Until 2008, a cash-strapped consumer in Ohio searching for a quick, two-week loan from a payday lender will dsicover by themselves having to pay a hefty charge. These unsecured short-term loans—often guaranteed by having a check that is post-dated seldom surpassing $500 at a go—carried yearly portion rates (APR) all the way to very nearly 400%, a lot more than ten times the standard limitation allowed by usury legislation.

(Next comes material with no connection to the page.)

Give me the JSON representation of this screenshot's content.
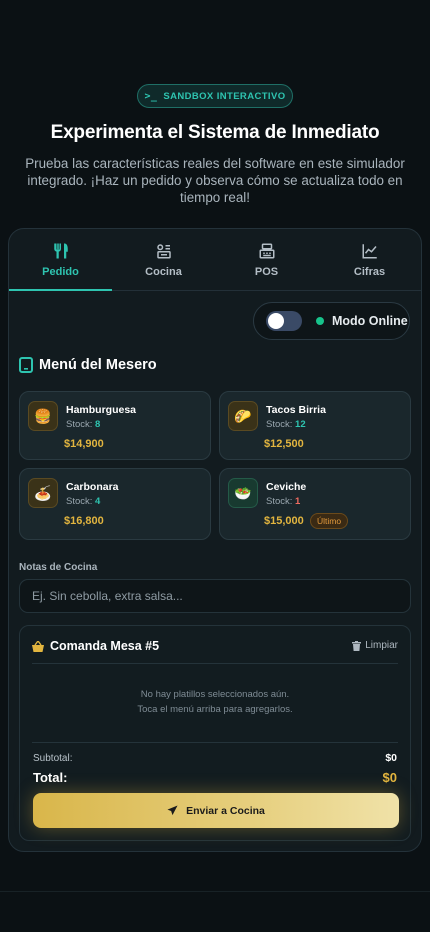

Then, 11 years back, their state stepped directly into make loans that are such expensive to provide. Ohio’s Short-Term Loan Law limits APR to 28%, slashing the margins of predatory loan providers, and effortlessly banning payday advances in hawaii. But although the statutory legislation ended up being meant to protect poor people, this indicates to have alternatively delivered them scurrying with other, similarly insecure, options.
A economics that are new by Stefanie R. Ramirez associated with University of Idaho, posted when you look at the log Empirical Economics, appears in to the aftereffect of the legislation. It had the unintended effect of shifting the problem to other industries favored by people with few alternatives and bad credit though it succeeded in ending the loans, Ramirez argues. Would-be borrowers are now actually depending on pawnbrokers, overdraft costs, and deposit that is direct to obtain on their own quickly in to the black colored whenever times have tough.